Saved data entries
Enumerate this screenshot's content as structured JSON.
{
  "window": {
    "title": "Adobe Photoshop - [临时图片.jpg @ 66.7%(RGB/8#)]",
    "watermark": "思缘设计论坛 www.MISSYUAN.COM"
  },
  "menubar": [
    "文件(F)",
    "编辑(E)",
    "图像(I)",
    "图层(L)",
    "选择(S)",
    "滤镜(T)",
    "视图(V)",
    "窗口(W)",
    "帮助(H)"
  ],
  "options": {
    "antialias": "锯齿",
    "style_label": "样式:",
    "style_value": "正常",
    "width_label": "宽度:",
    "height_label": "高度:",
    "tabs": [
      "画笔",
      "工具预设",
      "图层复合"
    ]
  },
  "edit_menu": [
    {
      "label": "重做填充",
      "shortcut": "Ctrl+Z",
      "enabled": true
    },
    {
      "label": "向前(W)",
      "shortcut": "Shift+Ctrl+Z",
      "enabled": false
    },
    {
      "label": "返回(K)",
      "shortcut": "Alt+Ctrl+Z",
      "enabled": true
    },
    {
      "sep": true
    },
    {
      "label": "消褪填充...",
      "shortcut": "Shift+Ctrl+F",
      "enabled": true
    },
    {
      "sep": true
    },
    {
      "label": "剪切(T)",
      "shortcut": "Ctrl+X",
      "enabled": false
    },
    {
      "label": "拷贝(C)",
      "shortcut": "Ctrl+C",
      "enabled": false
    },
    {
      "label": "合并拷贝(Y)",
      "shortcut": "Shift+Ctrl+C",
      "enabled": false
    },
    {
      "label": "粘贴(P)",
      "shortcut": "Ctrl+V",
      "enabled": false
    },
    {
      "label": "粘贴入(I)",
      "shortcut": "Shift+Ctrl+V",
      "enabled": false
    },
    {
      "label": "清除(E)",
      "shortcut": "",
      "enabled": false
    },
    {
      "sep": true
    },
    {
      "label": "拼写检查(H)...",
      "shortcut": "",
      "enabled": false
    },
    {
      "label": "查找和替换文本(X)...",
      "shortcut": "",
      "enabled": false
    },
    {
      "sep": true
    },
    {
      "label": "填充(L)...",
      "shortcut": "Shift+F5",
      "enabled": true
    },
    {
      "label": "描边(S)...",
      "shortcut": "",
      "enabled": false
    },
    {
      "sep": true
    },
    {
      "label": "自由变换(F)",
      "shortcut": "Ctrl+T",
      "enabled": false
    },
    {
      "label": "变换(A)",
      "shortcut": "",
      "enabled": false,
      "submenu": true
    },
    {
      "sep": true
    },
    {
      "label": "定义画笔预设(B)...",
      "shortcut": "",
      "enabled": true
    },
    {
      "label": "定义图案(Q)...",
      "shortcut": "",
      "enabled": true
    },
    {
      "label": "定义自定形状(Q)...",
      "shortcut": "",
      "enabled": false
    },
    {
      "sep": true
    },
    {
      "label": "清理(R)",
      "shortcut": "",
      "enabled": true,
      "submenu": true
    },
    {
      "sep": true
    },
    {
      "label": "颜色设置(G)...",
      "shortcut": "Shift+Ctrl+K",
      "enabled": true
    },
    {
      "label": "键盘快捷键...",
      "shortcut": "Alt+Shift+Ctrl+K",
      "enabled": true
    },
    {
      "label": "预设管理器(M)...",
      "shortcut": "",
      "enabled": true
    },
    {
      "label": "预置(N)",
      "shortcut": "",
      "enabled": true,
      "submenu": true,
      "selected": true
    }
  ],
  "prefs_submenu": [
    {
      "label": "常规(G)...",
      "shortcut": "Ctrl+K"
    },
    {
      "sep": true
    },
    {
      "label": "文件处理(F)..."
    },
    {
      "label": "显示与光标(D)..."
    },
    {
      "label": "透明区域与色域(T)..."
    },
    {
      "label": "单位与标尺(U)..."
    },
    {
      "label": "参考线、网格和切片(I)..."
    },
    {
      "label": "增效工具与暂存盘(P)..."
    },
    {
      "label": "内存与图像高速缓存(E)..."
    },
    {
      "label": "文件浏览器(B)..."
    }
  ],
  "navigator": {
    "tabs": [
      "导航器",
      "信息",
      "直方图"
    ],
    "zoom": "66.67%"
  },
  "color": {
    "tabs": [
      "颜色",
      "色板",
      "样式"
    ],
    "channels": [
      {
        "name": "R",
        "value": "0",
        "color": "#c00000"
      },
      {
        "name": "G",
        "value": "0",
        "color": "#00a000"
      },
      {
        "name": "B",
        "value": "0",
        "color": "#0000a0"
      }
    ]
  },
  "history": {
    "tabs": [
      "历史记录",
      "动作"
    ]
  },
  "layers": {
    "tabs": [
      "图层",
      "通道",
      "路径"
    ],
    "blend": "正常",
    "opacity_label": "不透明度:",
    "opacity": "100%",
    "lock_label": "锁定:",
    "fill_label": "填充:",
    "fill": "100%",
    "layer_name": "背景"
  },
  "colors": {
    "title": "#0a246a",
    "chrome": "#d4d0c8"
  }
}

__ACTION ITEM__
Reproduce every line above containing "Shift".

__REPLY__
      "shortcut": "Shift+Ctrl+Z",
      "shortcut": "Shift+Ctrl+F",
      "shortcut": "Shift+Ctrl+C",
      "shortcut": "Shift+Ctrl+V",
      "shortcut": "Shift+F5",
      "shortcut": "Shift+Ctrl+K",
      "shortcut": "Alt+Shift+Ctrl+K",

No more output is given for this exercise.